House Beautiful (UK) - - CONTENTS -

Whether you’re a first-time buyer, mov­ing into your ‘for­ever home’, look­ing to help fam­ily mem­bers onto the prop­erty lad­der, or want to find ways to cash in on the value of your home, our guide to the schemes and prod­ucts avail­able will help…


Get­ting a first foot on the prop­erty lad­der isn’t easy but there are plenty of po­ten­tial ways to find as­sis­tance.


If you’re aged 18-39, you can take out a Life­time ISA (LISA) – a sav­ings ac­count specif­i­cally to help you save for a first home (which must cost un­der £450,000) or for re­tire­ment.

You can stash up to £4,000 per tax year into your LISA ev­ery tax year un­til you’re 50 and the Govern­ment will top it up with a 25 per cent bonus. But be warned: if you with­draw the funds be­fore buy­ing a house or re­tir­ing, then you will lose the bonus and be charged a 25 per cent penalty, mean­ing you could end with less than you started with. See­time-isa for more.


On this scheme, you are able to buy any­thing be­tween 25 per cent and 75 per cent of a prop­erty – and then pay re­duced rent on the rest. You’ll need at least five per cent of the prop­erty price for the de­posit and a mort­gage for the part you’re go­ing to own.


In­ter­est-free for the first five years, the Help to Buy: Eq­uity Loan al­lows you to bor­row 20 per cent of the prop­erty price (up to 40 per cent in Lon­don) for prop­er­ties cost­ing up to £600,000. You’ll need a mort­gage and a five per cent de­posit for the rest.
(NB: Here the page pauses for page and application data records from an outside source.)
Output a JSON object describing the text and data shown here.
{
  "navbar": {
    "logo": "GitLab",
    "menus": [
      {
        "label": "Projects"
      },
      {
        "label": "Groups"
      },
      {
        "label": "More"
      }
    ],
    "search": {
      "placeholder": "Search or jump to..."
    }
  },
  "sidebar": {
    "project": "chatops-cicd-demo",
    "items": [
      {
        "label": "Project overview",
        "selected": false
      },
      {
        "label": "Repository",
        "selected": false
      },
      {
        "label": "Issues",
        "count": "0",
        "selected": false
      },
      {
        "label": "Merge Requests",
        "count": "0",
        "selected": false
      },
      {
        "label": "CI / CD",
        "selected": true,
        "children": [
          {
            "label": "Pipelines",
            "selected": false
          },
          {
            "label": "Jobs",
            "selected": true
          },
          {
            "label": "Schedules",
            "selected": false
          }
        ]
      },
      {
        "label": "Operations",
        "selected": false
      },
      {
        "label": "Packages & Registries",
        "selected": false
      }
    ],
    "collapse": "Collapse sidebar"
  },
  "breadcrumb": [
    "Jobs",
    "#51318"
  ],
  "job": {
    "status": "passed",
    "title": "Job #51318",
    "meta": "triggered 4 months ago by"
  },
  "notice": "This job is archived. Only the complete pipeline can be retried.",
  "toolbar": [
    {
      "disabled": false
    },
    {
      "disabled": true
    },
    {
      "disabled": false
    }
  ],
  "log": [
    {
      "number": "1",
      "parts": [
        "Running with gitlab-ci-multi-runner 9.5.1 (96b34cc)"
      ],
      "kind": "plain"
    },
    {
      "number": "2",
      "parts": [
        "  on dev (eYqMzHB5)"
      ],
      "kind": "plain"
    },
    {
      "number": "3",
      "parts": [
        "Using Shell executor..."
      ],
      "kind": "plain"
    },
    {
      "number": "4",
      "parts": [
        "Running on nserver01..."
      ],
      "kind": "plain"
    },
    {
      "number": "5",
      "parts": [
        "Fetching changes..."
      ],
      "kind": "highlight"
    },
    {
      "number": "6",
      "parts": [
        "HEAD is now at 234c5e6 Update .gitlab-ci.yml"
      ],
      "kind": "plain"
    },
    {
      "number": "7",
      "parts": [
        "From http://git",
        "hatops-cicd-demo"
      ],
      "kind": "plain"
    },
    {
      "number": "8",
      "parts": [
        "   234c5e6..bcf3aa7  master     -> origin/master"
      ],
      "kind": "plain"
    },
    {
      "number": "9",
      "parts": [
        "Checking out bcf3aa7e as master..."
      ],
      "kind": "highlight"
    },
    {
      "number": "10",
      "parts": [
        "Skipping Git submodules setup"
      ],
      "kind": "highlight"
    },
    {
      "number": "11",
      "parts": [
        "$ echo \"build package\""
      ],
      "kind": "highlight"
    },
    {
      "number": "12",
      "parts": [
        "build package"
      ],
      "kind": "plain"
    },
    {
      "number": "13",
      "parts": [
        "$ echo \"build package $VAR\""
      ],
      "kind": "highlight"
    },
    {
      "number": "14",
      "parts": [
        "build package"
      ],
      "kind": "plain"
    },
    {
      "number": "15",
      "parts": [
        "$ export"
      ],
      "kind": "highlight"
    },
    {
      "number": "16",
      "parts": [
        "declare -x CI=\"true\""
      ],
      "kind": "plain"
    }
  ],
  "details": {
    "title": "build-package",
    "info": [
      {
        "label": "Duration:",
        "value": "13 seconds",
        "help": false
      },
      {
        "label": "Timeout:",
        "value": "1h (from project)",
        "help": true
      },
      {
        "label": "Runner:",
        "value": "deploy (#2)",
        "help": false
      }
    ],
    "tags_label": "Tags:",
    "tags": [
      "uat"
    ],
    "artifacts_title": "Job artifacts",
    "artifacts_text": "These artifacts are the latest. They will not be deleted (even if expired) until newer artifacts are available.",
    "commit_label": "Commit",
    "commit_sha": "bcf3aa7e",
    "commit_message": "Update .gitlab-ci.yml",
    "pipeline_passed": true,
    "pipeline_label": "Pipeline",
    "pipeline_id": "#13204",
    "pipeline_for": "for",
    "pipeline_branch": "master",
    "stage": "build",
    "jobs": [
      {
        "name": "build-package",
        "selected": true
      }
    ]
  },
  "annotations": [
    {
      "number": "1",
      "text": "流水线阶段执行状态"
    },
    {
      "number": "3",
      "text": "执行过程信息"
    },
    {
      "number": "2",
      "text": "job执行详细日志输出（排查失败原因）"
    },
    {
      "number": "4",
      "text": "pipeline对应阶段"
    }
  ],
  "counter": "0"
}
Find out more at help­to­


Fam­ily mort­gages, such as the Bar­clays Fam­ily Spring­board or Hal­i­fax Boost, al­low a fam­ily mem­ber or friend to help first-time buy­ers with their de­posit. Gen­er­ally, this works by them putting 10 per cent of the pur­chase price of the house into a fixed term sav­ings ac­count as a guar­an­tor, for a set amount of years. As long as the pur­chaser doesn’t de­fault on mort­gage pay­ments, they get their money back with in­ter­est. There are a num­ber of dif­fer­ent types of prod­ucts avail­able so it pays to do your re­search.


If it’s time to move be­cause you need a big­ger place or are plan­ning to relocate, you could ei­ther take your ex­ist­ing mort­gage with you (known as port­ing) if you’re al­ready on a great deal, or you could take the op­por­tu­nity to re­mort­gage. Port­ing means you have to re­pay your mort­gage and then con­tinue with the same terms and con­di­tions on your new prop­erty – but you have to reap­ply for it and there are no guar­an­tees your lender will al­low you to do it. It will still be sub­ject to le­gal fees and stamp duty. If, how­ever, your deal’s al­most com­ing to an end, or you’re mov­ing to a more ex­pen­sive prop­erty, then it’s worth see­ing an in­de­pen­dent mort­gage bro­ker to help you scour all the po­ten­tial options. You can find one at un­bi­ or vouched­


If you’re over 55 and a home­owner, re­leas­ing eq­uity from your house might be on your radar. How much you can bor­row de­pends on the lender, your prop­erty value and your age.

The most pop­u­lar type of eq­uity re­lease is a life­time mort­gage. This en­ables home­own­ers to bor­row against the value of their prop­erty, ei­ther tak­ing a lump sum or reg­u­lar with­drawals. There are no monthly re­pay­ments, the in­ter­est (typ­i­cally around five per cent, but some are as low as three per cent) rolls up and is added to the loan. The loan plus in­ter­est ac­crued is only paid back when the home­owner goes into long-term care or dies, although many lenders will al­low you to make ad hoc re­pay­ments to con­trol the size of the over­all debt.

Eq­uity re­lease is an ex­pen­sive way to fund your re­tire­ment or help fam­ily, es­pe­cially if you have other more ap­pro­pri­ate options for your long-term fi­nan­cial plan­ning, such as down­siz­ing. Talk to your fam­ily be­fore ap­proach­ing any eq­uity re­lease com­pany, find an in­de­pen­dent fi­nan­cial ad­viser who spe­cialises in re­tire­ment plan­ning or visit the So­ci­ety of Later Life Ad­vis­ers (so­ci­ety­oflater­lifead­vis­

Newspapers in English

Newspapers from UK

© PressReader. All rights reserved.